Now, let’s address the religious stuff:
- Yes, the assertion that Tebow won games because of divine intervention is completely absurd. And there are kooks out there that actually think this. And lots of analysts and sports columnists love it because it gives them easy ammunition, and they revel in deconstructing such nonsense. But has Tim himself ever suggested this? Yes, he may thank his Lord and Savior frequently and mention his spirituality quite a bit. He may say that his relationship with God helps him focus or that it gives him the strength to get through grueling workouts or never-ending practices. But has he actually gone as far as to say that he wins because he is a Christian favored by God? No, because that would be ludicrous. And in my experience, there are a lot of people who realize this isn’t “Angels in the Outfield” and enjoy watching and cheering for Tebow for a variety of other reasons. There are those who (in a healthy way) admire his unwavering faith and community outreach. There are those who think he’s just a good kid who’s exciting to watch. And finally there are those that appreciate the fact that, as soon as Tim stepped off University of Florida’s campus, he became a giant underdog. And come on, this is sports, what’s better than an underdog doing what everyone told him or her they couldn’t do? Don’t punish the kid because a small percentage of his fan base has made some really bizarre suggestions. It’s funny what people choose to really pay attention to sometimes.
- No, he’s not the second coming of Jesus. And there are those who probably think he is, or at least worship/praise him like he is. He’s just a good Christian kid who’s comfortable being vocal about his beliefs. Good for him for sticking to his guns and not letting anything change his behavior. I’m sure there are other very devout Christians in the league who just lead a quieter spiritual life…or they fear the backlash that might ensue if they were to mention it more often….hmm, wonder where they would get that idea?

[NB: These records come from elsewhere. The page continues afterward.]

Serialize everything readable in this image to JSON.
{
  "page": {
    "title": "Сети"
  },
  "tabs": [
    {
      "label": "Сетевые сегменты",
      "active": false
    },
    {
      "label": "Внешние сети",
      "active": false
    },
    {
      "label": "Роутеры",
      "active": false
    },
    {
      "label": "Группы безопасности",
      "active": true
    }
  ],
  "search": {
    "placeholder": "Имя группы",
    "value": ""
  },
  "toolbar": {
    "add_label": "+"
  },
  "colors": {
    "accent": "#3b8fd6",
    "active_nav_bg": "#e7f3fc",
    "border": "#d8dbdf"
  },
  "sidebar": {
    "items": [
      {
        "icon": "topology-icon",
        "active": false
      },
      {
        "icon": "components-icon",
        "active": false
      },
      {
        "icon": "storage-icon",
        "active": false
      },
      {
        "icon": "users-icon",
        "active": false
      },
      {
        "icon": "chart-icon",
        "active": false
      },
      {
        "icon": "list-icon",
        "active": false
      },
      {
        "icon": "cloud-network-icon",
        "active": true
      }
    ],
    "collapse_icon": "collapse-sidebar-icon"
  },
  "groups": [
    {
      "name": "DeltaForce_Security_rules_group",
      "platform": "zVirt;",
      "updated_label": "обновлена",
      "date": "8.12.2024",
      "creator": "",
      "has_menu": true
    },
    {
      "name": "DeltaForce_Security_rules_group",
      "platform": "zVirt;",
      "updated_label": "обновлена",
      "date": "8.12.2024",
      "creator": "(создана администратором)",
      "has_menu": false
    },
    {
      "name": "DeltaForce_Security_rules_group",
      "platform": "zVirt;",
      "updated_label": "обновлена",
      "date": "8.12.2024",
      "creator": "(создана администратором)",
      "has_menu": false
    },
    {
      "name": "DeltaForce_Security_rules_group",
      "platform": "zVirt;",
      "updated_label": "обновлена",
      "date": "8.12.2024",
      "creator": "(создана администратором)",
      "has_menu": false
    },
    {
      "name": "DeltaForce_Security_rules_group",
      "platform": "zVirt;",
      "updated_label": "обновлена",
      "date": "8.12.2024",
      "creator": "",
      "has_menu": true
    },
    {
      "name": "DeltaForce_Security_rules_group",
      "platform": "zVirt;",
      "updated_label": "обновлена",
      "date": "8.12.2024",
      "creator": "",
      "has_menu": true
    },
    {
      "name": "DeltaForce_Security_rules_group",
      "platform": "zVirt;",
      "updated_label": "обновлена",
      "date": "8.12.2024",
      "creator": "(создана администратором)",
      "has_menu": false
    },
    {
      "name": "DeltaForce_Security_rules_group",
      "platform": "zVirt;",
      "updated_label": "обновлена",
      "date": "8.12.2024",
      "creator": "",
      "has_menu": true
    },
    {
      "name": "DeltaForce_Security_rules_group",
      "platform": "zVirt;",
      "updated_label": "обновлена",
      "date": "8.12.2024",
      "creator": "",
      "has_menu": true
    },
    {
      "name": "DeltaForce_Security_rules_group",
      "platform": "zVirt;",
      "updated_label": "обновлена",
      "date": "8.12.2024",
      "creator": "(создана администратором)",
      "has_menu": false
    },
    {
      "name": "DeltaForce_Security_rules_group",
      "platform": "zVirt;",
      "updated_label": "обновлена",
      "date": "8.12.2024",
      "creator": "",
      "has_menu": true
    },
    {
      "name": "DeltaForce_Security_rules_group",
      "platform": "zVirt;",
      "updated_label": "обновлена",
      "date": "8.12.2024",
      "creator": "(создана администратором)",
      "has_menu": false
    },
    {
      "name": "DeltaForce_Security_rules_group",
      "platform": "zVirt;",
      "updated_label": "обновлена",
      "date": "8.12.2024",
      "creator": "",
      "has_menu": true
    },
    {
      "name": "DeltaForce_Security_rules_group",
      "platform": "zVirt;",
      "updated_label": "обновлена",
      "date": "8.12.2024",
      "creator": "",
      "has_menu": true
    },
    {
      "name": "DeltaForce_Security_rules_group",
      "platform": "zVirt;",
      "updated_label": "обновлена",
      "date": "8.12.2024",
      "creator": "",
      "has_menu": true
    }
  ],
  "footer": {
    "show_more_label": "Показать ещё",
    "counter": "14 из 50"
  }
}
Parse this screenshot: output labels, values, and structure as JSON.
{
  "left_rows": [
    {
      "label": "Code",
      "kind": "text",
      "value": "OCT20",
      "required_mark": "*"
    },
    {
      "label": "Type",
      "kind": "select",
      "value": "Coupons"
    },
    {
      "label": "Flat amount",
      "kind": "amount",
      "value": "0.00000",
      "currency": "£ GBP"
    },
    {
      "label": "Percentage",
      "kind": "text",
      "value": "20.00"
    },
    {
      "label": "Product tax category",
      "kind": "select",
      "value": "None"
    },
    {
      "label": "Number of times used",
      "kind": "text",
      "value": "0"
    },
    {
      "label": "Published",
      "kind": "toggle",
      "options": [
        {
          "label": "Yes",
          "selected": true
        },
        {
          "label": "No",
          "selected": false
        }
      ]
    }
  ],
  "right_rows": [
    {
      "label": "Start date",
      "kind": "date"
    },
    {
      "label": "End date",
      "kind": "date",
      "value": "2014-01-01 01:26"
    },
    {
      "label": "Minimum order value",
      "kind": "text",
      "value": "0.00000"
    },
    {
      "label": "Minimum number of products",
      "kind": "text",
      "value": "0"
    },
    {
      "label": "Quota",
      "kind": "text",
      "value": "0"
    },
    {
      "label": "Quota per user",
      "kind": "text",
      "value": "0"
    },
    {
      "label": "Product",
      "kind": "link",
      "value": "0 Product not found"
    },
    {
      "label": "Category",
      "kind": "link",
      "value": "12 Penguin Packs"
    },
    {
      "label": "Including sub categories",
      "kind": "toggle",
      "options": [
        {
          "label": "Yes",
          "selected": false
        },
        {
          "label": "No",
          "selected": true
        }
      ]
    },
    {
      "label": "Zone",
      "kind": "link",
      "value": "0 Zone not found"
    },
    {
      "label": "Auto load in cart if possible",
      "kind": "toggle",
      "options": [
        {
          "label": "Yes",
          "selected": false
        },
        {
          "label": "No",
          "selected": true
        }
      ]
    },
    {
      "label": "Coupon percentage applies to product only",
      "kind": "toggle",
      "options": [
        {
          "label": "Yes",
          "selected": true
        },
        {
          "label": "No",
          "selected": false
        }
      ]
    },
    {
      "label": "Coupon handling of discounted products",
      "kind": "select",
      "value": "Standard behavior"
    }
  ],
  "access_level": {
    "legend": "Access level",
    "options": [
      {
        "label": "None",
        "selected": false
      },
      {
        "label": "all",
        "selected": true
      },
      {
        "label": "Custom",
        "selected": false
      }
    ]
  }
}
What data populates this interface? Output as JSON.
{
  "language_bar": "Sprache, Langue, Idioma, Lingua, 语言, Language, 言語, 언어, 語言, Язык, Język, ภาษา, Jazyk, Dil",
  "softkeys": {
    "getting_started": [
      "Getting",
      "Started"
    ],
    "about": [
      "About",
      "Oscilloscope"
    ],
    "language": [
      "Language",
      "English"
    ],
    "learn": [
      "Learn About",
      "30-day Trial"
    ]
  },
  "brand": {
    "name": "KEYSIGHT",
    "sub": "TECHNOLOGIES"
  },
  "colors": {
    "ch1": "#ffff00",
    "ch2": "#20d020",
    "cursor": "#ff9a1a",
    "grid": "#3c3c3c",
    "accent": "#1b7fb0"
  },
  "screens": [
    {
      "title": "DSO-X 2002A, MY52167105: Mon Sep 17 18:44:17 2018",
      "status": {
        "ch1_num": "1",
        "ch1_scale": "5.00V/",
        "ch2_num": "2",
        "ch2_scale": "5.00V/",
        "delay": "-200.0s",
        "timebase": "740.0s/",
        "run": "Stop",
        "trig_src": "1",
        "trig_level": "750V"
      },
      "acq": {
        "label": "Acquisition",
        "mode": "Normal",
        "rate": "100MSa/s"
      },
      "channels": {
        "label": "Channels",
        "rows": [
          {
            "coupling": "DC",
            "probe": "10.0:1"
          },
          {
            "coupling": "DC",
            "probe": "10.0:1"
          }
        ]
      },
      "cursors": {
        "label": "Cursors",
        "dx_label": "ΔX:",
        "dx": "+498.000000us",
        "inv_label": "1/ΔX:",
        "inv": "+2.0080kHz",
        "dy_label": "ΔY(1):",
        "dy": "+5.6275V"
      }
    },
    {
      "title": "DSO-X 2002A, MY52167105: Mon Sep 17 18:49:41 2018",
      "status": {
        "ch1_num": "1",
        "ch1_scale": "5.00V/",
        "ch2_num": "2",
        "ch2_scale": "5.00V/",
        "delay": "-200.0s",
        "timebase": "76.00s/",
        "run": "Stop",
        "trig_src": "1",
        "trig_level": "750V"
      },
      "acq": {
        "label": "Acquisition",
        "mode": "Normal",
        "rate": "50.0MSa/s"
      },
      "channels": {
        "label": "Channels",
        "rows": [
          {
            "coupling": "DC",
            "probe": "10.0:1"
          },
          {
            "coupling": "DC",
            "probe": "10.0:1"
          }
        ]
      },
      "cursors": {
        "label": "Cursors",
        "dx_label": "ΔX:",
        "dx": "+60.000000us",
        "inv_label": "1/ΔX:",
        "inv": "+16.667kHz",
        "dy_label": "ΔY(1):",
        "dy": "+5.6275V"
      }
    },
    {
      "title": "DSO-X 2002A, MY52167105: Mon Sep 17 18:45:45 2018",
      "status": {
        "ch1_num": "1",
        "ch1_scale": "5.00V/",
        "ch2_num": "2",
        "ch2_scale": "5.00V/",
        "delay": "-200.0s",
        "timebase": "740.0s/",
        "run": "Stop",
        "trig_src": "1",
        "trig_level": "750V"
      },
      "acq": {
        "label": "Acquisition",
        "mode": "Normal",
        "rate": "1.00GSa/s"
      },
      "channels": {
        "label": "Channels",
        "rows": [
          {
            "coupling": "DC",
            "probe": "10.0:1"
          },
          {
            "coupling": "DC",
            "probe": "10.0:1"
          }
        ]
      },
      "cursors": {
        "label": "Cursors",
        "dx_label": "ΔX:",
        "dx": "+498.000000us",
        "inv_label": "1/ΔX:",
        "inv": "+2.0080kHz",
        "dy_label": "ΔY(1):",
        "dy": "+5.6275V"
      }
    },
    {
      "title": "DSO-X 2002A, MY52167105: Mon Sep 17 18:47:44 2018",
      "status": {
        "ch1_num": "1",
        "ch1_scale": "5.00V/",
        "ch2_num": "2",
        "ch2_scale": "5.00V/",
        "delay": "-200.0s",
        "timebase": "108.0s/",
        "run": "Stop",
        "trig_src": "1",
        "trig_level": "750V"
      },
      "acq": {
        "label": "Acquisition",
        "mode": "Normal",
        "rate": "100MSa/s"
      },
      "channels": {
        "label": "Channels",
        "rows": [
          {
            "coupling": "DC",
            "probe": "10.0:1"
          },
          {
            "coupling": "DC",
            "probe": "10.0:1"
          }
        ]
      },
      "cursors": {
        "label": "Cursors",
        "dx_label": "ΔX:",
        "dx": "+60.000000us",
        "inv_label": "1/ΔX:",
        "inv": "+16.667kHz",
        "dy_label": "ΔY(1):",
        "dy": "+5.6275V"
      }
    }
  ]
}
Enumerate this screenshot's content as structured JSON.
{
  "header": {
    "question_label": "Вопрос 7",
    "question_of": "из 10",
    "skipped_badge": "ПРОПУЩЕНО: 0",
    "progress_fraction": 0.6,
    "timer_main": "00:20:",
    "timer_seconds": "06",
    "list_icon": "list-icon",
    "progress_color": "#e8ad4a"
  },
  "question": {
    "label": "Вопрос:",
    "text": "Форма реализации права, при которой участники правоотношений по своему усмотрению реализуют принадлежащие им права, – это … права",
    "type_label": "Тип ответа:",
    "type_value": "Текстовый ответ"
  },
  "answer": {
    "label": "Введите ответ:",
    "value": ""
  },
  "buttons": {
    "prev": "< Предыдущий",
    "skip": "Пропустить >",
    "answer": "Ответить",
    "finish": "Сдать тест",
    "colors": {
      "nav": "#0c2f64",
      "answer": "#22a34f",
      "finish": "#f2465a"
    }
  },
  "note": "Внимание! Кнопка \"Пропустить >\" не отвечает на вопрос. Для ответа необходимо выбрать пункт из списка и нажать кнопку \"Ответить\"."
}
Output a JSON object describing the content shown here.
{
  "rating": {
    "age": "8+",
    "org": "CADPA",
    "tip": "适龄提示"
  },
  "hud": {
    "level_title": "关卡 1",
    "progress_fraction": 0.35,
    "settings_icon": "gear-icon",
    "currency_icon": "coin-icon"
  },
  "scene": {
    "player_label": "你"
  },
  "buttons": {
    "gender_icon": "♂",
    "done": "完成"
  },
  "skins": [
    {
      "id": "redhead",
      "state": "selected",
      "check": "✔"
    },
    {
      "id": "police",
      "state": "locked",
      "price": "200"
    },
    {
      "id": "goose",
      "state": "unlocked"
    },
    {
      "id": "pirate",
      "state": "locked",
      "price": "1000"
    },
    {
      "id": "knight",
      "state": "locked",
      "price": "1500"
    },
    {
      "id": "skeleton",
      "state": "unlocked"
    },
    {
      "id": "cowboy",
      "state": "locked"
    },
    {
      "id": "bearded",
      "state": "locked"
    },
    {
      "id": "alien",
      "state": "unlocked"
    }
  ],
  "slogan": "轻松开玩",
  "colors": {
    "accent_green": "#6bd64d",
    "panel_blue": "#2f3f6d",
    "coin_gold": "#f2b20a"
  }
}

- People who have problems with the anti-abortion commercial, the expressions of faith…just get over it. Tim has a made a choice about the way he lives his life, and the same freedom that allows him to do that allows you to blabber on about whatever BS you’re passionate about. That’s sort of the beauty of living in this country. If you don’t like the Focus on the Family ad, you can band together with some like-minded fellows and raise money to run your own ad. So, you can respectfully disagree with his perspective on abortion and other social issues, but there’s really no need for hostility. And how do you reduce him to his stance on one issue? You know, he also does endless amounts of charity and mission work. Again, it’s funny what people really pay attention to sometimes. Finally, why are we so quick to excuse deviant behavior in the NFL and then turn around and hold Tim over the coals for his belief in God and expressions of faith?
At the end of the day, the larger debate has been really unfair to Tim Tebow — on both sides of the ball. He’s not a hopelessly untalented quarterback who’s also ignorant and represents everything that is wrong with America. Nor is he a saint who’s on his way to a spot in the Hall of Fame. He’s a good kid. He does good works. And he did some exciting things this year that we didn’t think he could do. But he also has a long way to go to solidify his place in the NFL. So, in conclusion, I have no conclusion. Because sometimes, that’s what objective analysis gives you. It’s not sexy, but sometimes you just have to wait and see.